Lou Gehrig’s disease is a fatal neurodegenerative disease with no known cure, named for the famed New York Yankees first baseman who died from the illness.
Emory University researchers are working with a Maryland biotech firm, Neuralstem, to use neural stem cells to treat patients with the disease, formally known as Amyotrophic Lateral Sclerosis (ALS).
The researchers recently won approval from the Food and Drug Administration to continue their study, which is in the initial safety phase.
Drs. Jonathan Glass and Nicholas Boulis have implanted 12 ALS patients with neural stem cell transplants in the lower back. Now they’re moving ahead with six more patients, who will get the transplants in the upper region of the spinal cord.
With ALS, nerve cells in the brain and spinal cord that control movement stop functioning. The condition leads to paralysis, and patients eventually cannot breathe or swallow on their own, a WebMD article notes.
Delivering the stem cells safely to the upper spinal cord ”is particularly important because therapy in this region may help patients better maintain their ability to breathe,” Glass says.
(Separately, another stem cell study has been halted at Atlanta’s Shepherd Center, after a California company announced Tuesday that it was discontinuing this kind of spinal cord research because of high costs. Here’s an AJC article on that study.)

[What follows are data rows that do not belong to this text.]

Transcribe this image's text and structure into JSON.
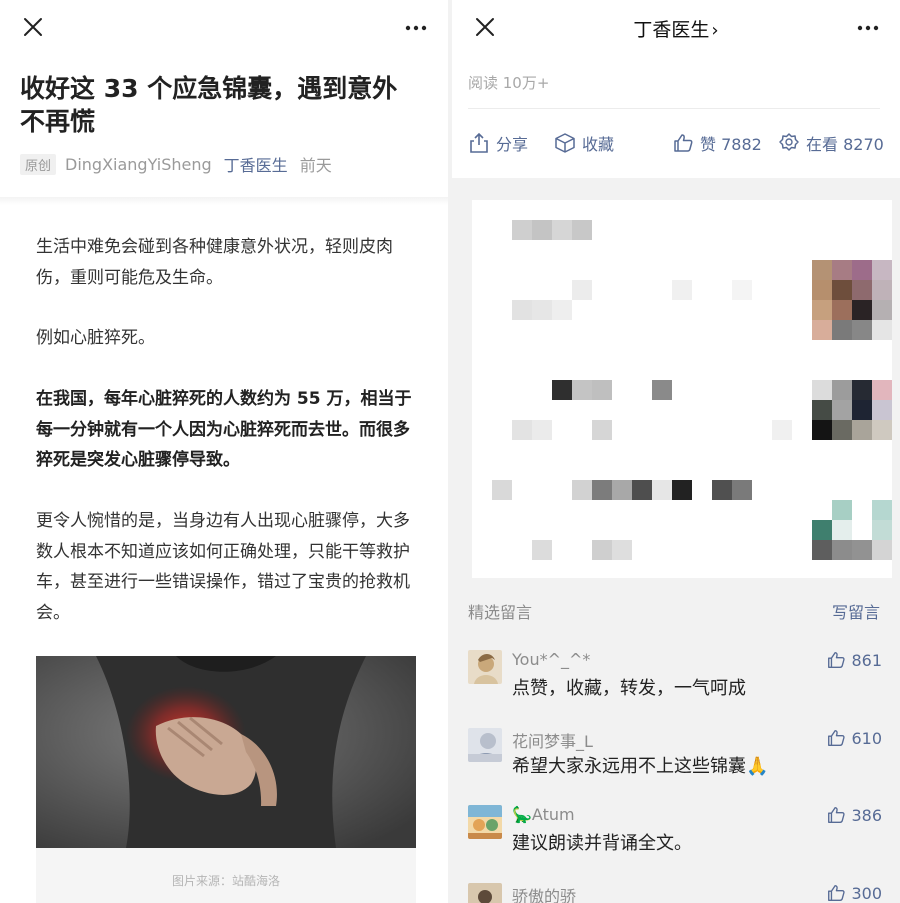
{
  "left": {
    "article": {
      "title": "收好这 33 个应急锦囊，遇到意外不再慌",
      "original_tag": "原创",
      "author": "DingXiangYiSheng",
      "account": "丁香医生",
      "time": "前天",
      "paragraphs": [
        "生活中难免会碰到各种健康意外状况，轻则皮肉伤，重则可能危及生命。",
        "例如心脏猝死。",
        "在我国，每年心脏猝死的人数约为 55 万，相当于每一分钟就有一个人因为心脏猝死而去世。而很多猝死是突发心脏骤停导致。",
        "更令人惋惜的是，当身边有人出现心脏骤停，大多数人根本不知道应该如何正确处理，只能干等救护车，甚至进行一些错误操作，错过了宝贵的抢救机会。"
      ],
      "image_caption": "图片来源：站酷海洛"
    }
  },
  "right": {
    "nav_title": "丁香医生",
    "reads": "阅读 10万+",
    "actions": {
      "share": "分享",
      "collect": "收藏",
      "like": "赞 7882",
      "watching": "在看 8270"
    },
    "comments_header": "精选留言",
    "write_comment": "写留言",
    "comments": [
      {
        "name": "You*^_^*",
        "text": "点赞，收藏，转发，一气呵成",
        "likes": "861"
      },
      {
        "name": "花间梦事_L",
        "text": "希望大家永远用不上这些锦囊🙏",
        "likes": "610"
      },
      {
        "name": "🦕Atum",
        "text": "建议朗读并背诵全文。",
        "likes": "386"
      },
      {
        "name": "骄傲的骄",
        "text": "",
        "likes": "300"
      }
    ]
  },
  "colors": {
    "link": "#576b95",
    "muted": "#9a9a9a",
    "pane_bg": "#f2f2f2",
    "heart_glow": "#d8302c"
  },
  "icons": [
    "close-icon",
    "more-icon",
    "share-icon",
    "collect-icon",
    "thumbs-up-icon",
    "watching-icon",
    "chevron-right-icon"
  ]
}
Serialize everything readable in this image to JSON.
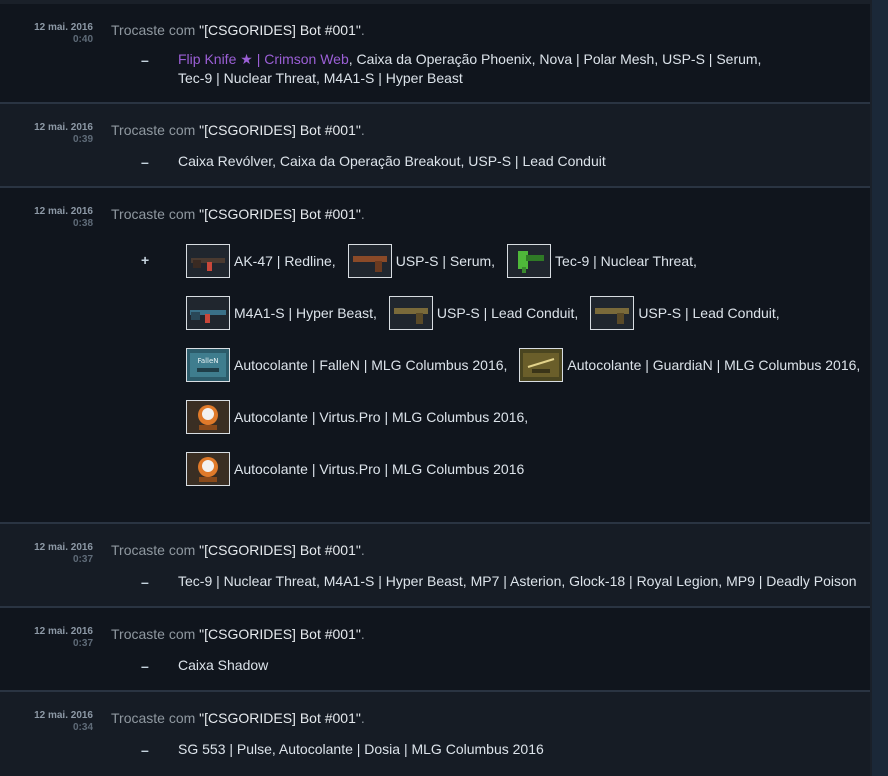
{
  "trades": [
    {
      "date": "12 mai. 2016",
      "time": "0:40",
      "prefix": "Trocaste com ",
      "partner": "\"[CSGORIDES] Bot #001\"",
      "suffix": ".",
      "sign": "–",
      "items_highlight": "Flip Knife ★ | Crimson Web",
      "items_line1": ", Caixa da Operação Phoenix, Nova | Polar Mesh, USP-S | Serum,",
      "items_line2": "Tec-9 | Nuclear Threat, M4A1-S | Hyper Beast"
    },
    {
      "date": "12 mai. 2016",
      "time": "0:39",
      "prefix": "Trocaste com ",
      "partner": "\"[CSGORIDES] Bot #001\"",
      "suffix": ".",
      "sign": "–",
      "items": "Caixa Revólver, Caixa da Operação Breakout, USP-S | Lead Conduit"
    },
    {
      "date": "12 mai. 2016",
      "time": "0:38",
      "prefix": "Trocaste com ",
      "partner": "\"[CSGORIDES] Bot #001\"",
      "suffix": ".",
      "sign": "+",
      "received": [
        {
          "name": "AK-47 | Redline,",
          "icon": "rifle-icon",
          "color": "#c8473a"
        },
        {
          "name": "USP-S | Serum,",
          "icon": "pistol-icon",
          "color": "#b8632f"
        },
        {
          "name": "Tec-9 | Nuclear Threat,",
          "icon": "smg-icon",
          "color": "#4fb83a"
        },
        {
          "name": "M4A1-S | Hyper Beast,",
          "icon": "rifle-icon",
          "color": "#3aa0c8"
        },
        {
          "name": "USP-S | Lead Conduit,",
          "icon": "pistol-icon",
          "color": "#c9a33a"
        },
        {
          "name": "USP-S | Lead Conduit,",
          "icon": "pistol-icon",
          "color": "#c9a33a"
        },
        {
          "name": "Autocolante | FalleN | MLG Columbus 2016,",
          "icon": "sticker-icon",
          "label": "FalleN"
        },
        {
          "name": "Autocolante | GuardiaN | MLG Columbus 2016,",
          "icon": "sticker-icon",
          "label": ""
        },
        {
          "name": "Autocolante | Virtus.Pro | MLG Columbus 2016,",
          "icon": "sticker-icon",
          "label": ""
        },
        {
          "name": "Autocolante | Virtus.Pro | MLG Columbus 2016",
          "icon": "sticker-icon",
          "label": ""
        }
      ]
    },
    {
      "date": "12 mai. 2016",
      "time": "0:37",
      "prefix": "Trocaste com ",
      "partner": "\"[CSGORIDES] Bot #001\"",
      "suffix": ".",
      "sign": "–",
      "items": "Tec-9 | Nuclear Threat, M4A1-S | Hyper Beast, MP7 | Asterion, Glock-18 | Royal Legion, MP9 | Deadly Poison"
    },
    {
      "date": "12 mai. 2016",
      "time": "0:37",
      "prefix": "Trocaste com ",
      "partner": "\"[CSGORIDES] Bot #001\"",
      "suffix": ".",
      "sign": "–",
      "items": "Caixa Shadow"
    },
    {
      "date": "12 mai. 2016",
      "time": "0:34",
      "prefix": "Trocaste com ",
      "partner": "\"[CSGORIDES] Bot #001\"",
      "suffix": ".",
      "sign": "–",
      "items": "SG 553 | Pulse, Autocolante | Dosia | MLG Columbus 2016"
    }
  ]
}
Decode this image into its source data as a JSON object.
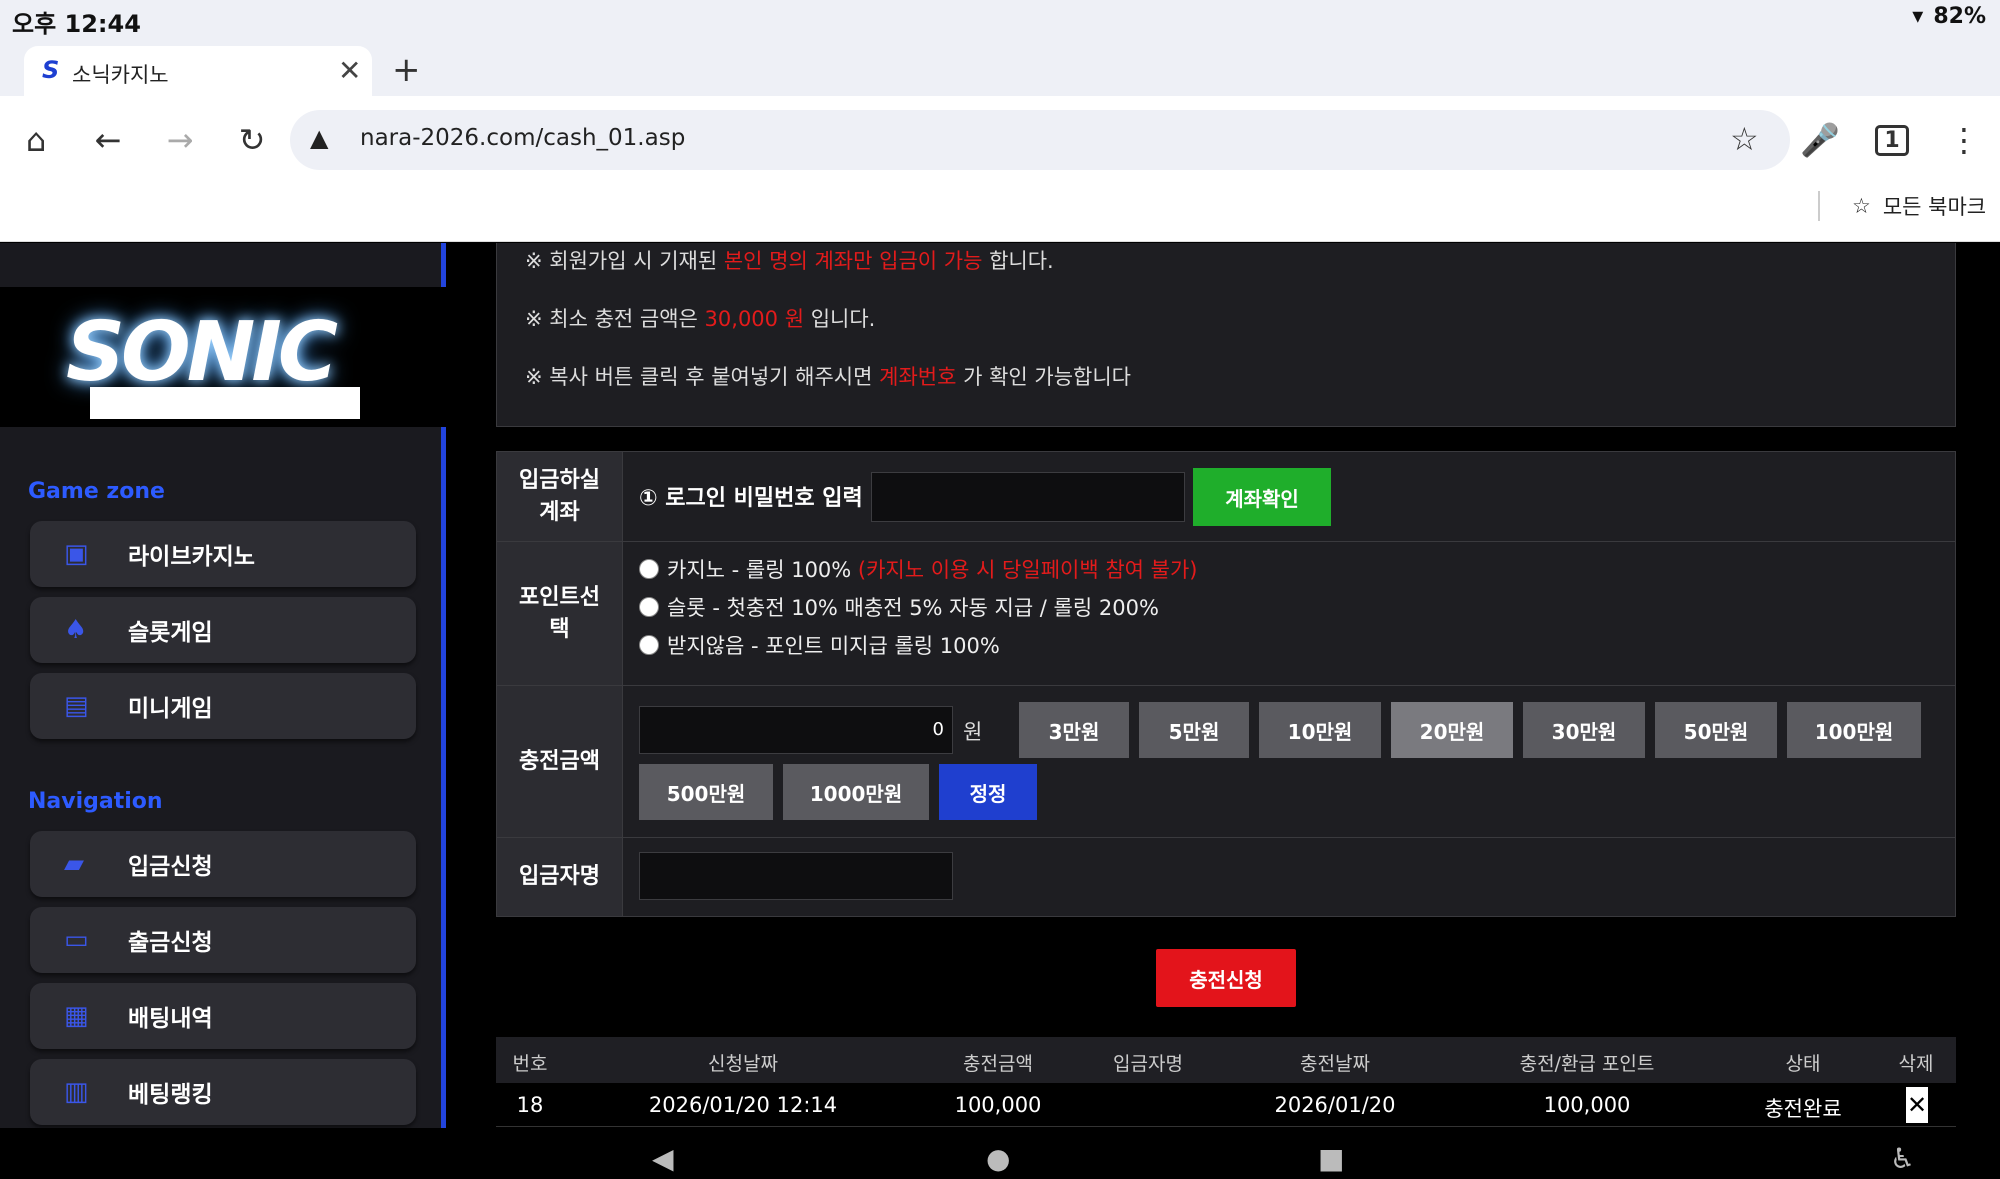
{
  "status_bar": {
    "time": "오후 12:44",
    "battery": "82%"
  },
  "browser": {
    "tab_title": "소닉카지노",
    "tab_favicon": "S",
    "url": "nara-2026.com/cash_01.asp",
    "bookmarks_label": "모든 북마크"
  },
  "sidebar": {
    "game_zone_title": "Game zone",
    "game_items": [
      {
        "label": "라이브카지노",
        "icon": "casino-chip-icon"
      },
      {
        "label": "슬롯게임",
        "icon": "slot-icon"
      },
      {
        "label": "미니게임",
        "icon": "mini-game-icon"
      }
    ],
    "navigation_title": "Navigation",
    "nav_items": [
      {
        "label": "입금신청",
        "icon": "deposit-icon"
      },
      {
        "label": "출금신청",
        "icon": "wallet-icon"
      },
      {
        "label": "배팅내역",
        "icon": "history-icon"
      },
      {
        "label": "베팅랭킹",
        "icon": "ranking-icon"
      }
    ]
  },
  "notice": {
    "line1": {
      "prefix": "※ 회원가입 시 기재된 ",
      "highlight": "본인 명의 계좌만 입금이 가능",
      "suffix": " 합니다."
    },
    "line2": {
      "prefix": "※ 최소 충전 금액은 ",
      "highlight": "30,000 원",
      "suffix": " 입니다."
    },
    "line3": {
      "prefix": "※ 복사 버튼 클릭 후 붙여넣기 해주시면 ",
      "highlight": "계좌번호",
      "suffix": " 가 확인 가능합니다"
    }
  },
  "form": {
    "account_label": "입금하실\n계좌",
    "password_prompt": "① 로그인 비밀번호 입력",
    "password_value": "",
    "confirm_button": "계좌확인",
    "point_label": "포인트선\n택",
    "point_options": [
      {
        "text": "카지노 - 롤링 100% ",
        "note": "(카지노 이용 시 당일페이백 참여 불가)"
      },
      {
        "text": "슬롯 - 첫충전 10% 매충전 5% 자동 지급 / 롤링 200%",
        "note": ""
      },
      {
        "text": "받지않음 - 포인트 미지급 롤링 100%",
        "note": ""
      }
    ],
    "amount_label": "충전금액",
    "amount_value": "0",
    "amount_unit": "원",
    "amount_buttons": [
      "3만원",
      "5만원",
      "10만원",
      "20만원",
      "30만원",
      "50만원",
      "100만원",
      "500만원",
      "1000만원"
    ],
    "reset_button": "정정",
    "depositor_label": "입금자명",
    "depositor_value": ""
  },
  "submit_button": "충전신청",
  "table": {
    "headers": [
      "번호",
      "신청날짜",
      "충전금액",
      "입금자명",
      "충전날짜",
      "충전/환급 포인트",
      "상태",
      "삭제"
    ],
    "rows": [
      [
        "18",
        "2026/01/20 12:14",
        "100,000",
        "",
        "2026/01/20",
        "100,000",
        "충전완료",
        "✕"
      ]
    ]
  }
}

Glass and Boulis discuss their research in the above GHN video interview, courtesy of Emory.